A more problematic impact could be that employment growth is held back during the recovery. So far that has not been the case in the advanced economies. The labour market in the US has been strong, but that has also been the trend in the United Kingdom, Germany and the Nordic countries.

Six: China’s reforms

If inflation expectations in the US are a key factor shaping the financial year of 2016, reforms in China are on another scale. If China is able to gradually move forward with rebalancing the economy from investments to consumption, that could open a path towards more sustainable growth and a gradual return of optimism in the Chinese business sector.

The Chinese government has many times, not least at the last meeting in Davos and at the Dalian summit, stated its ambition to push forward with reforms to open the economy and continue the transformation towards a well-functioning market economy. The downside risk seems to be that these reforms are dependent on the ability to deal with resistance from special interest groups, including state-owned enterprises and more conservative centres of power. For the global economy, it is key to monitor any sign that reforms are being accelerated and that resistance to change is being pushed backwards.

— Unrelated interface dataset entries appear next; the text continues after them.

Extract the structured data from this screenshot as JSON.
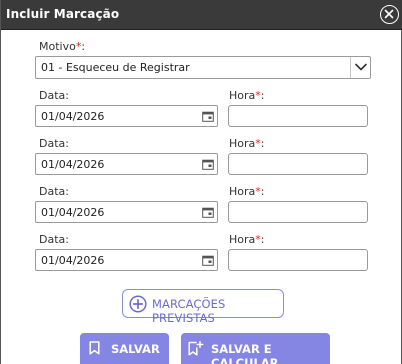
{
  "dialog": {
    "title": "Incluir Marcação"
  },
  "form": {
    "motivo_label": "Motivo",
    "required_mark": "*",
    "motivo_value": "01 - Esqueceu de Registrar",
    "rows": [
      {
        "data_label": "Data:",
        "data_value": "01/04/2026",
        "hora_label": "Hora",
        "hora_value": ""
      },
      {
        "data_label": "Data:",
        "data_value": "01/04/2026",
        "hora_label": "Hora",
        "hora_value": ""
      },
      {
        "data_label": "Data:",
        "data_value": "01/04/2026",
        "hora_label": "Hora",
        "hora_value": ""
      },
      {
        "data_label": "Data:",
        "data_value": "01/04/2026",
        "hora_label": "Hora",
        "hora_value": ""
      }
    ],
    "colon": ":"
  },
  "buttons": {
    "previstas_label": "MARCAÇÕES PREVISTAS",
    "salvar_label": "SALVAR",
    "salvar_calcular_label": "SALVAR E CALCULAR"
  },
  "icons": {
    "close": "close-circle-icon",
    "dropdown": "chevron-down-icon",
    "calendar": "calendar-icon",
    "plus": "plus-circle-icon",
    "bookmark": "bookmark-icon",
    "bookmark_plus": "bookmark-plus-icon"
  },
  "colors": {
    "titlebar": "#3a3a3a",
    "accent": "#8585e3",
    "required": "#e11b1b"
  }
}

Any sign that a credit contraction is hampering growth would imply that it is necessary for the People’s Bank of China, PBOC, to push monetary policy in an expansionary direction. In such a scenario, the RMB would weaken and that would imply second round depreciation in the rest of Asia. In any such scenario we would also see continued turbulence on commodity markets as well. Commodity prices are likely to contribute to the low-inflation environment. It will take time before we see the recovery of the super-cycle.

It is important to underline how important China is for the rest of the emerging market countries. Growth in Asia, Latin America and Africa has been bolstered by the growing demand for iron ore, copper and oil from China. If China succeeds in dealing with domestic challenges, that would also contribute to reviving optimism in emerging markets.

It is, however, important to underline that the renaissance in emerging markets has a more fundamental basis than just being derivative of China. India, Indonesia, Bangladesh, the Philippines, Brazil, Mexico Colombia, Nigeria, Ethiopia and East Africa have been able to accelerate growth out of their own power. Political reforms have improved governance. Barriers to trade have been reduced. The regulatory burden and the cost of doing business have been reduced. The education level of the workforce has improved. The mobile revolution has made information accessible almost everywhere and increased political transparency.

Emerging economies will be under market pressure during 2016. If the Federal Reserve accelerates rate hikes and the PBOC depreciates the RNB this would create tensions for the global economy. In this rather difficult environment, it would be a critical moment if external pressure translated into a push for economic reforms. If the governments in Brazil, Turkey, Nigeria or Russia would see market pressure as an argument for reinforcing structural reforms that could be game changer. So far the response has been far from convincing.

It is important to take on board the fundamental optimism that globalisation is bringing to emerging markets. According to the IMF forecast for 2016 there will be more than 3.4 billion people living in countries with a GDP growing faster than 6%. A growth rate of 6% means that the total economy will triple in two decades. That is the fastest transformation out of poverty that humanity has ever experience. Whether 2016 will bring a revival of the fundamental emerging market story or a year of disappointment is an open question, and the more market pressure is seen as an argument for reform the better the outcome will be.

2016 is likely to be a difficult year. Growth is increasing, lead by the recovery in the US and other advanced economies, but populism, geopolitical risks and market turmoil are likely to cast some shadows over the optimism.

Author: Anders Borg, Chair, Global Financial System Initiative, World Economic Forum

Image: A sign showing distances to cities all over the world is seen outside City Hall in San Bernardino, California January 23, 2015. REUTERS/Lucy Nicholson